Filed under:

Why don't high-majors want Dwon Odom?

The transfer PG was top 10 in efficiency in the Big East; why doesn't he have power teams ringing his line?

NCAA Basketball: NIT Final-Xavier vs Texas A&M
Name a better triple jumper in D1 ball. You can't.
Gregory Fisher-USA TODAY Sports

First, some context:

That's... not a great selection of teams. Iona lost in the first round of the MAAC tournament and the first round of the NIT. Georgia Southern was 253rd in the KenPom and went 5-11 in the Sun Belt. South Carolina played .500 ball in the SEC and didn't get to go to any postseason tournament. Duquesne and Loyola Marymount combined to go 17-42 in unimpressive conferences.

Dwon Odom is a man of obvious physical gifts. After a slow start to the season, he was the 10th-most efficient player in the league in Big East play. Only Jack Nunge posted a higher ORtg in Big East games for X. He is a career 57% two-point shooter in almost 250 attempts. He gets into the lane almost at will and is somewhere between difficult and impossible to stop when he has a head of steam.

On top of all that, he has solid distribution numbers, shoots 80% from the line, and plays ball with a smile on his face. What can't this guy do?

Shoot from outside about fifteen feet. Despite all the destruction Dwon can do to defenses, the range on his jumper is sorely lacking. His man is effectively able to drift in the lane, secure in the knowledge that Dwon isn't going to punish him no matter how much time he has to take a three-point shot.

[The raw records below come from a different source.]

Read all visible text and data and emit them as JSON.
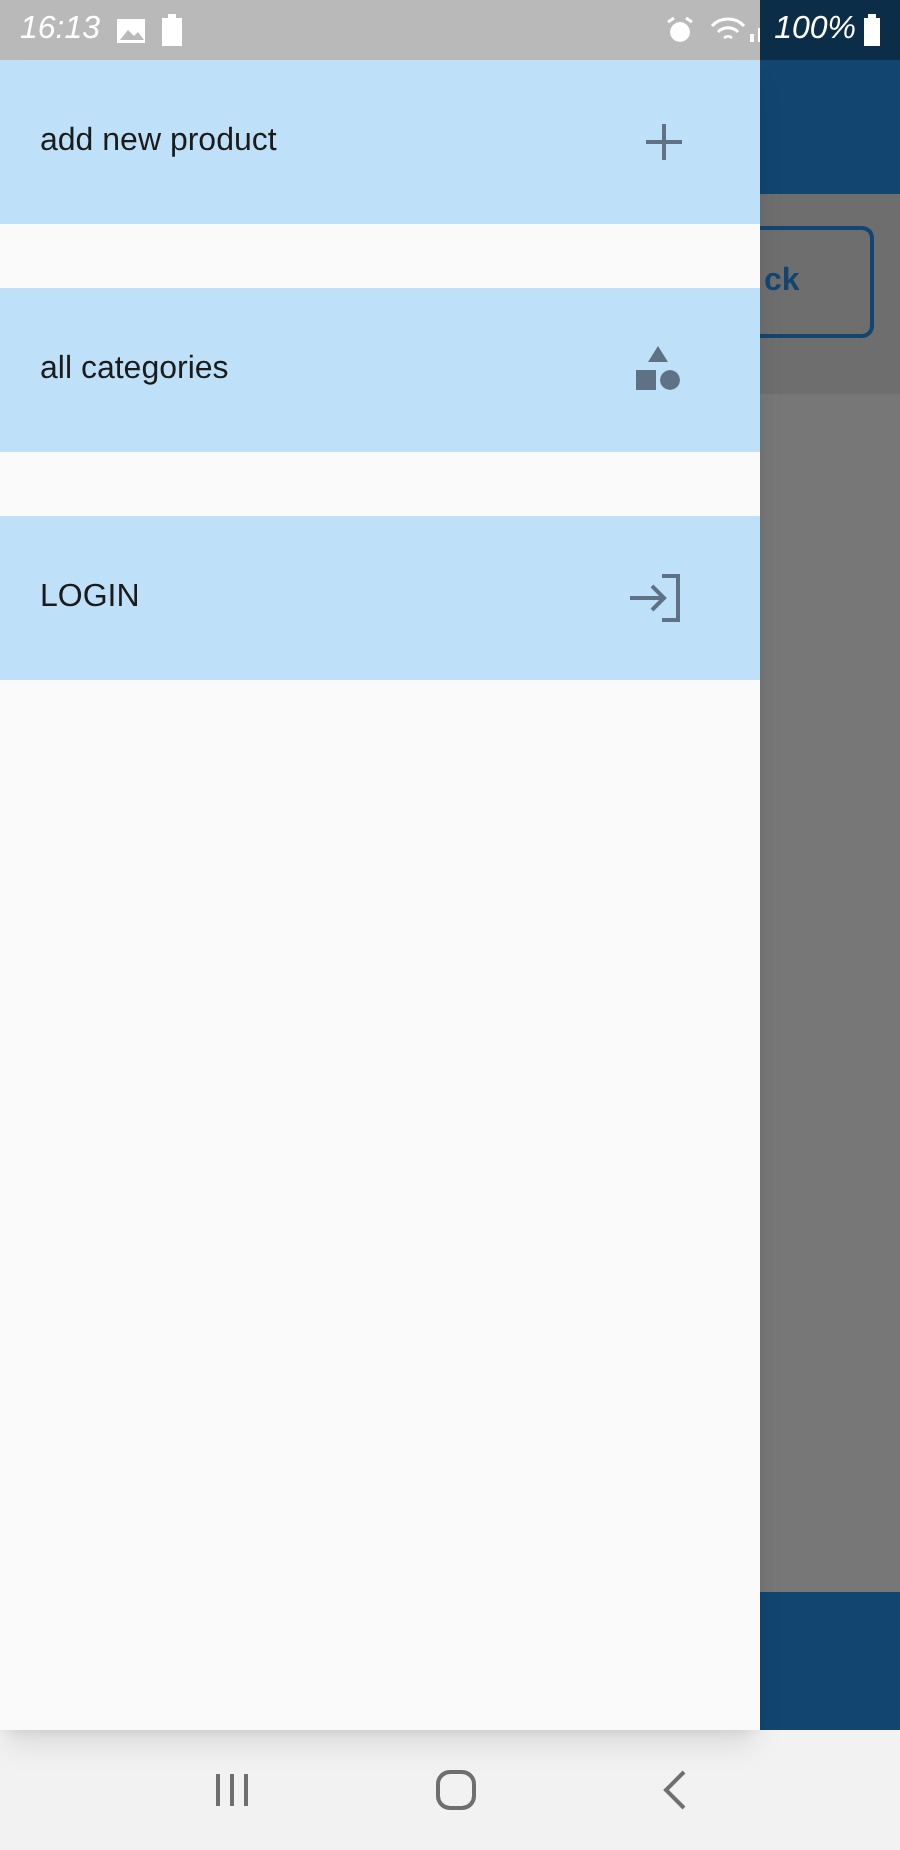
{
  "status_bar": {
    "time": "16:13",
    "battery": "100%"
  },
  "drawer": {
    "items": [
      {
        "label": "add new product"
      },
      {
        "label": "all categories"
      },
      {
        "label": "LOGIN"
      }
    ]
  },
  "background": {
    "button": "ck"
  }
}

This leaves Dwon in a weird place, as he is individually able to get buckets from time to time - perhaps most aptly demonstrated in his last game at Xavier, when he was a cool 8-12 from the field - but his presence allows the defense to muck up his team's offense by employing a free roaming help man. It's a weird balance.

It also leaves Dwon in a weird place in the transfer market. He can be an incredibly destructive offensive player when he gets a head of steam going to the paint; he has the "pace" of the modern "pace and space" approach to basketball in surplus. Unfortunately, he needs the "space" provided for him.

What that means for his future will be determined by what it means to each of the 358 head coaches at the D1 level. It's incredible to me that someone with his capabilities on the floor is being almost entirely hamstrung by one flaw. Dwon's efficiency numbers speak for themselves; for almost every high-major coach, at least so far, it seems like his lack of shooting range is talking over them.